(Items from an interface collection)
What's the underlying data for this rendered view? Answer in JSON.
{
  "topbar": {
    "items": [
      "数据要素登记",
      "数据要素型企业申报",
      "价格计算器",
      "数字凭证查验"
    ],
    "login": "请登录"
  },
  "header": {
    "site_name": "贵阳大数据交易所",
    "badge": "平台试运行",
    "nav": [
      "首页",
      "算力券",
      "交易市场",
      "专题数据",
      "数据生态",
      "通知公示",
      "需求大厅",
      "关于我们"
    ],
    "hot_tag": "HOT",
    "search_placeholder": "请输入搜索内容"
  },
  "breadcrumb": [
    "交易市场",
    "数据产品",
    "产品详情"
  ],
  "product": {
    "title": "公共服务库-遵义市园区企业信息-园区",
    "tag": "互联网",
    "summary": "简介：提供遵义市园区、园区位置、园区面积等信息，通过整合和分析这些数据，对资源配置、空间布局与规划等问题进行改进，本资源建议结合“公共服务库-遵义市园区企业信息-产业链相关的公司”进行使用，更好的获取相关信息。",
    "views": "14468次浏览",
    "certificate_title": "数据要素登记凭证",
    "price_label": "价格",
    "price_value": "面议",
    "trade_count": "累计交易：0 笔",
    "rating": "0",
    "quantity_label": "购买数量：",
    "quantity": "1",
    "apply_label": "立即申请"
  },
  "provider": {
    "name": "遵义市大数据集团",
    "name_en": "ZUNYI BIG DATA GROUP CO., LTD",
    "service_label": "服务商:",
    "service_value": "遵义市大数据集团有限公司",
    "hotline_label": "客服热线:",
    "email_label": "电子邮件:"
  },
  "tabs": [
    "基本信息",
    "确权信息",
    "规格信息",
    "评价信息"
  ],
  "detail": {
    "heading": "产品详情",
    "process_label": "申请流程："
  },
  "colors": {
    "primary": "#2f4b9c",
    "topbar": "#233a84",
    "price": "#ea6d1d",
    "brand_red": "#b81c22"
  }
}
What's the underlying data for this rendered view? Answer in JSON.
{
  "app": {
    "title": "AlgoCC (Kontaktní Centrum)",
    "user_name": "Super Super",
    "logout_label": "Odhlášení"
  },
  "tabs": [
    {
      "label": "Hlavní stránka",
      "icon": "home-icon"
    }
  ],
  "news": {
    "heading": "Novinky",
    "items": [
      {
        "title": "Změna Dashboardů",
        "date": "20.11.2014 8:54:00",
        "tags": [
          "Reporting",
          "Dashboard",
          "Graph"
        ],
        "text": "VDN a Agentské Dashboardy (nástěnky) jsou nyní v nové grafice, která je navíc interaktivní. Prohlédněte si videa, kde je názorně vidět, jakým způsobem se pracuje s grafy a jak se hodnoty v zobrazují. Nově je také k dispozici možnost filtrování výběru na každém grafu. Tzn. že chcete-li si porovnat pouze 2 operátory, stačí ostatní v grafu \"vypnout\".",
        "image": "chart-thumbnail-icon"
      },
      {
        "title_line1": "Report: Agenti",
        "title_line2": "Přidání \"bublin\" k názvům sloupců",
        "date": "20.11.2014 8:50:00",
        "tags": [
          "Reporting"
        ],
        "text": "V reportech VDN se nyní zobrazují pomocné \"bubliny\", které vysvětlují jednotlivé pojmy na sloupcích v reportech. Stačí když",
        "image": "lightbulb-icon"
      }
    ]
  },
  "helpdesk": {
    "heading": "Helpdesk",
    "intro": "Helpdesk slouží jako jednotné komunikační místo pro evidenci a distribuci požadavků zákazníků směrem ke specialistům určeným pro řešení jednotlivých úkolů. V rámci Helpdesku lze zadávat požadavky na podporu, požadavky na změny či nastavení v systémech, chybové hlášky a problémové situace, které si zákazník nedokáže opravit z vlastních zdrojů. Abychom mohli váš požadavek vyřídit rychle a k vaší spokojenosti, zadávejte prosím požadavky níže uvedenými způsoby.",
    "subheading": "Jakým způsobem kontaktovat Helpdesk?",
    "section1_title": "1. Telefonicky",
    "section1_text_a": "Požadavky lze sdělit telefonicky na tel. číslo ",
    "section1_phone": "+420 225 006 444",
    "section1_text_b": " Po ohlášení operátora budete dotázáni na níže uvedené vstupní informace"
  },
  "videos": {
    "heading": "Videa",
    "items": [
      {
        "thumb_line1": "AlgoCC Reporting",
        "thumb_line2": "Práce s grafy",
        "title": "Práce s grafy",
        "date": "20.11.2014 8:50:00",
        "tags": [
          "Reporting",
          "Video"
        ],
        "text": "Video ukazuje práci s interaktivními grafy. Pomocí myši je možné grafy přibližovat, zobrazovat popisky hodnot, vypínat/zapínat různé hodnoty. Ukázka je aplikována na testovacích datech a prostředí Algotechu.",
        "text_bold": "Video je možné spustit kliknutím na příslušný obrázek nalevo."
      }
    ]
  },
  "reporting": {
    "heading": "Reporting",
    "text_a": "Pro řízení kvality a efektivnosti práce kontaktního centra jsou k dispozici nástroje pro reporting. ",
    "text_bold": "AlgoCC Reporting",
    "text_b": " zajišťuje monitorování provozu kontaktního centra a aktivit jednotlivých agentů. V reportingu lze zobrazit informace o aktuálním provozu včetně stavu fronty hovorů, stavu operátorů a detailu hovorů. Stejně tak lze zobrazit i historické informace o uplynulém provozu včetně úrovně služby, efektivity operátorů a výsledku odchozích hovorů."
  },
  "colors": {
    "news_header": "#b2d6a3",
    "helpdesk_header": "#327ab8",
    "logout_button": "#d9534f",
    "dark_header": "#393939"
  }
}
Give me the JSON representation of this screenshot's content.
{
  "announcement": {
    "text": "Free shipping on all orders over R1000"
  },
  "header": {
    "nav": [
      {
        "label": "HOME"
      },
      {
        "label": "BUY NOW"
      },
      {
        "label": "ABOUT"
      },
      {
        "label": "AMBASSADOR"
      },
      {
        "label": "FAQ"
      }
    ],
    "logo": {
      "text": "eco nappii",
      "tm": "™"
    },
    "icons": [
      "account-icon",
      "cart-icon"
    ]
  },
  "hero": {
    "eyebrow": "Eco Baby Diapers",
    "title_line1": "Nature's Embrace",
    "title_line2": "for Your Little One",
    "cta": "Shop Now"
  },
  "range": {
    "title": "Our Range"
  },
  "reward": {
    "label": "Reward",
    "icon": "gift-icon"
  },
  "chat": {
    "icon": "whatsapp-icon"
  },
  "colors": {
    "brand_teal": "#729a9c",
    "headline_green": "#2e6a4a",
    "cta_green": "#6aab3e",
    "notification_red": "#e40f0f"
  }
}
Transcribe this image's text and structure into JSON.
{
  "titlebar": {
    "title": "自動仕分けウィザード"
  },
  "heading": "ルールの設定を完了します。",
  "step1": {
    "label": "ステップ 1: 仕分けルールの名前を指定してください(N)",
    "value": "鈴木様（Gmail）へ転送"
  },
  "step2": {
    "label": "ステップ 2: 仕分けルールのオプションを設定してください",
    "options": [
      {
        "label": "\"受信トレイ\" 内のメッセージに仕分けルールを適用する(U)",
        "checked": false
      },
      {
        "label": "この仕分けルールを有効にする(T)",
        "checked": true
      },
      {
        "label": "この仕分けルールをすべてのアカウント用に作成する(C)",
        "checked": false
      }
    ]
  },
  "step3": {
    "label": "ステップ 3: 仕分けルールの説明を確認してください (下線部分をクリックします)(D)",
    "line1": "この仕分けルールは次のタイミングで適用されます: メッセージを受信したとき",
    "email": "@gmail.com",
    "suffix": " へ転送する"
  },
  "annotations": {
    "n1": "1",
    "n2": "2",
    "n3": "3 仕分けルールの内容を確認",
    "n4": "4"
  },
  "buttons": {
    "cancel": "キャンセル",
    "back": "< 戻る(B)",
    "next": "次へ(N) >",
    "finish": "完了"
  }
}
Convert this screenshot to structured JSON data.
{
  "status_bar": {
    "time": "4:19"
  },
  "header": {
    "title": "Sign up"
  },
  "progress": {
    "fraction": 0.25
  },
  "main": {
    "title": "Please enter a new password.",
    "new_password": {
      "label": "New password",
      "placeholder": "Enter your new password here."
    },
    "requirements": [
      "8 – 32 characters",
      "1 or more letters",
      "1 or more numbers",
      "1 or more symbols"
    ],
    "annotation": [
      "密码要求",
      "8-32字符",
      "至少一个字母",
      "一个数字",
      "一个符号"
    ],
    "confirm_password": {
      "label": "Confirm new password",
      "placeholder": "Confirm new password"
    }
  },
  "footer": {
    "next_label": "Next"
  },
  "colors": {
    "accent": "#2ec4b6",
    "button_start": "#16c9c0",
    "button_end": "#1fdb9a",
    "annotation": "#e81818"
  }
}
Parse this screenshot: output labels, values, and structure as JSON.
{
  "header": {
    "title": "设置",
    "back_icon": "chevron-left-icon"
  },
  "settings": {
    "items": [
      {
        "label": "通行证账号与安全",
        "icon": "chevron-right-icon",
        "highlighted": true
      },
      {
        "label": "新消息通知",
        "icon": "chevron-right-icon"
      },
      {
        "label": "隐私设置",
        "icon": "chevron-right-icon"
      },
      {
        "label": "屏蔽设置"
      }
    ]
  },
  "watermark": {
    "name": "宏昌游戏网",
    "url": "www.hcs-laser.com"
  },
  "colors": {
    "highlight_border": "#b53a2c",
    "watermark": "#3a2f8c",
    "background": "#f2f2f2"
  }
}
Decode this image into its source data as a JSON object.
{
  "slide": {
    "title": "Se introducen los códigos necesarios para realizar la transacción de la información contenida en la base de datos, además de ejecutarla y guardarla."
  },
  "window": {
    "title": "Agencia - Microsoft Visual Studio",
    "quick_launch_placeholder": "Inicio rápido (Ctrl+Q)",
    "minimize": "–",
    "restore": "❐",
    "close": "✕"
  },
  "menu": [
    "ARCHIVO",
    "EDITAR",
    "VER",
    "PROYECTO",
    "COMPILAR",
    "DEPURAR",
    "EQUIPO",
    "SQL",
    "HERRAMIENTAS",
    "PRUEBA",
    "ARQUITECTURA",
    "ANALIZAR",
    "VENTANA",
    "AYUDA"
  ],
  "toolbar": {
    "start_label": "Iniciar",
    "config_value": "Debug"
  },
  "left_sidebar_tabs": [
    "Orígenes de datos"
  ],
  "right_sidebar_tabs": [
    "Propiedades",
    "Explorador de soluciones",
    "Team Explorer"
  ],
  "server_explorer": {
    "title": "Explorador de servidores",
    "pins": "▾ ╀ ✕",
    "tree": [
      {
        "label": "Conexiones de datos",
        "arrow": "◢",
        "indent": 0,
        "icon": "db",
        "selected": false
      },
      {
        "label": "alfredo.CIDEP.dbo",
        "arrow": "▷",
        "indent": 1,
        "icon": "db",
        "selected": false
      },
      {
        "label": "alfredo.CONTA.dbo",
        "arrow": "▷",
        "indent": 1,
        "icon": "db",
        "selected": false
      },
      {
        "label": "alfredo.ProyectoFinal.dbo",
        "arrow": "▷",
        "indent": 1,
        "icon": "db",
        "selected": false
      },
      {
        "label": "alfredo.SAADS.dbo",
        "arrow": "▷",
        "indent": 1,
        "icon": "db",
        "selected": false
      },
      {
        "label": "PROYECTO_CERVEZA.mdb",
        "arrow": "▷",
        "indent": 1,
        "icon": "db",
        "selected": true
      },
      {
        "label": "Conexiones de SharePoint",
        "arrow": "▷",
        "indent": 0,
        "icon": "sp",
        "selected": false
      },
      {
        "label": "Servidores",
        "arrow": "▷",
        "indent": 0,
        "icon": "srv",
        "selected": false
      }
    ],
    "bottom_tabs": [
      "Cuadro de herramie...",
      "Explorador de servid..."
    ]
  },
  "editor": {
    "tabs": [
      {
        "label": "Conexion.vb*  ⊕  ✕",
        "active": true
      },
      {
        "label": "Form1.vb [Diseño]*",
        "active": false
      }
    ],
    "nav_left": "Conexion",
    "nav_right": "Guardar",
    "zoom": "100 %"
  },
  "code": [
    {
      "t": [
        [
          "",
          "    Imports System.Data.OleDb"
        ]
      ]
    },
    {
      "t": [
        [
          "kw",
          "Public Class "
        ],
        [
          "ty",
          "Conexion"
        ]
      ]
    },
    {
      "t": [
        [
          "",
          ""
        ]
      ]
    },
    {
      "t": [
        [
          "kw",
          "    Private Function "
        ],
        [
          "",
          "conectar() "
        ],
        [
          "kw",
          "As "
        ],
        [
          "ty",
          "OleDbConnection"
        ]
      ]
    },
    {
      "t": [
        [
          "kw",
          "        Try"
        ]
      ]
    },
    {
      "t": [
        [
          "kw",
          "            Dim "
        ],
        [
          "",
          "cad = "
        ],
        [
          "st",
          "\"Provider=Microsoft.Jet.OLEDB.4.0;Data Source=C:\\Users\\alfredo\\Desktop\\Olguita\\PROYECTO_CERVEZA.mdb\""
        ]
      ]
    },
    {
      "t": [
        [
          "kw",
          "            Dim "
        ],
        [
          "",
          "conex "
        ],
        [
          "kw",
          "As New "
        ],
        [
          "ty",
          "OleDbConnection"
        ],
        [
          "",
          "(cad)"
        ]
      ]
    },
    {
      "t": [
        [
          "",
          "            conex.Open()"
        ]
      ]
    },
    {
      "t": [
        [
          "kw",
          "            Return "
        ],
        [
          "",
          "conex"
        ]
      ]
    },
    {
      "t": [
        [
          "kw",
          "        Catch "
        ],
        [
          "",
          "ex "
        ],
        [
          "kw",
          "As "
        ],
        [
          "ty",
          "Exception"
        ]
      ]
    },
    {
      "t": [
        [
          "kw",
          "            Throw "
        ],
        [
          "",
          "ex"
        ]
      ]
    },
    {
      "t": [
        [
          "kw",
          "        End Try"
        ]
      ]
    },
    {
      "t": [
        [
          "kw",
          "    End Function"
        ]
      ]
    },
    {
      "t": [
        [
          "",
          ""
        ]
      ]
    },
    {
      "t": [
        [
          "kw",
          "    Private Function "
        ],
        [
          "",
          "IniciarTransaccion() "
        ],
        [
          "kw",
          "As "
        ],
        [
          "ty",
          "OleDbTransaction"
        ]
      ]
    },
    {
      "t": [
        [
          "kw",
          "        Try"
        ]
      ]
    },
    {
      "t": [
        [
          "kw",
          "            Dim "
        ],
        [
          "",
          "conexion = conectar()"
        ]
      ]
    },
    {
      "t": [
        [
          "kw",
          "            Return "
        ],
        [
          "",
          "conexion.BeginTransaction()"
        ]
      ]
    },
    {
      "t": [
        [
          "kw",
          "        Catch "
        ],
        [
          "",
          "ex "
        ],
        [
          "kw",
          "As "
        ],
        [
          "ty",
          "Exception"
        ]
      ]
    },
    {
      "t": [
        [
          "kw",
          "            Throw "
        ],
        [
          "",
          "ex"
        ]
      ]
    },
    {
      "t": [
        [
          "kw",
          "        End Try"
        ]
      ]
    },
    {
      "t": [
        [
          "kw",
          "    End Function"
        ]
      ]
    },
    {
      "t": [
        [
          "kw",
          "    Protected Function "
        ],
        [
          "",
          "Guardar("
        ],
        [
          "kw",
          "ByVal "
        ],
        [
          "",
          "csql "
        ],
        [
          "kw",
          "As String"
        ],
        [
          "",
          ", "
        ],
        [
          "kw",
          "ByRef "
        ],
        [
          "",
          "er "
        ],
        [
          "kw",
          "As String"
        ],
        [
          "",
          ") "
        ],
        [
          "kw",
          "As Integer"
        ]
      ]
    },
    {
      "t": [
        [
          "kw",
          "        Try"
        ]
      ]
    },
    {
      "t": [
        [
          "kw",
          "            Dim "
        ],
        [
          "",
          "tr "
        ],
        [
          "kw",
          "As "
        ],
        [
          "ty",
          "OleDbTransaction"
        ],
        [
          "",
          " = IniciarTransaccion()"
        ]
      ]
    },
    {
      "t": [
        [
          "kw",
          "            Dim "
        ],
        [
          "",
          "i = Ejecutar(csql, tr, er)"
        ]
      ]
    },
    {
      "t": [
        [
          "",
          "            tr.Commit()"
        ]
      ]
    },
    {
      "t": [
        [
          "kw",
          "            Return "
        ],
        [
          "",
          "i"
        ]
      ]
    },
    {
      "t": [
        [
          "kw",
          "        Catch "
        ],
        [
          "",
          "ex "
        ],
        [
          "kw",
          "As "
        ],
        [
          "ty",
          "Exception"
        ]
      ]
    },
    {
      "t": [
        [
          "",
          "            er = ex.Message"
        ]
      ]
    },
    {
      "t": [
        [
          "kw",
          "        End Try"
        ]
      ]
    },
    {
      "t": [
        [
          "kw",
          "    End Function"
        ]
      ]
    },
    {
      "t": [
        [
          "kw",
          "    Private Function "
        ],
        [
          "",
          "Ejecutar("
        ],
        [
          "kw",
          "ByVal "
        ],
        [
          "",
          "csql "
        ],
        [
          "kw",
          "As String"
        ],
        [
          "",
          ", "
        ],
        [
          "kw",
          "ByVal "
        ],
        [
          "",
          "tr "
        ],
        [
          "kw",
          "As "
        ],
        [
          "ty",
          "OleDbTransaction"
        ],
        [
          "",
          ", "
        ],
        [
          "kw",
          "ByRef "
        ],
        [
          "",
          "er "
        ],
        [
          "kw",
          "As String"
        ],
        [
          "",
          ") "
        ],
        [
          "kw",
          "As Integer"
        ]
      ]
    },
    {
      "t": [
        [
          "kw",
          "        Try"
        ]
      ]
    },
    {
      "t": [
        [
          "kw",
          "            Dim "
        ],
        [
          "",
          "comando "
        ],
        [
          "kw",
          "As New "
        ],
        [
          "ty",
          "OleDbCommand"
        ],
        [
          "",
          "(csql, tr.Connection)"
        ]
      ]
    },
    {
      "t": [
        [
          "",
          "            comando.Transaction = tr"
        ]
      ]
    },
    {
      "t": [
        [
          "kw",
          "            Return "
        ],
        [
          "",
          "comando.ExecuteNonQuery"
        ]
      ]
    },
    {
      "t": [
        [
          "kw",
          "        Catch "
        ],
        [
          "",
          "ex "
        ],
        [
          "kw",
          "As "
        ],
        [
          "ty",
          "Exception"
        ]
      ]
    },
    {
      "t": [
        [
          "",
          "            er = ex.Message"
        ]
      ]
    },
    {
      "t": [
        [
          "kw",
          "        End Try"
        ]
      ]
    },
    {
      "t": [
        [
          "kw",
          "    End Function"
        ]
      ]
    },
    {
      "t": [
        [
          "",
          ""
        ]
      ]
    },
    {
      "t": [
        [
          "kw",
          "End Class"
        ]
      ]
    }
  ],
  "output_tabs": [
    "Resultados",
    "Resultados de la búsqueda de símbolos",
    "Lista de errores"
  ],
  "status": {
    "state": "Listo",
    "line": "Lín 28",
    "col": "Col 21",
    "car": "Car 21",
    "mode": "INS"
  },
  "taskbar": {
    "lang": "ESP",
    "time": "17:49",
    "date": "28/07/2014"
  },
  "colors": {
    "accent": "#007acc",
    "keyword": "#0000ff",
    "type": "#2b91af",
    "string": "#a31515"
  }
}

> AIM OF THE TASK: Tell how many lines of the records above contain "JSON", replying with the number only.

> ANSWER TO THIS TASK: 7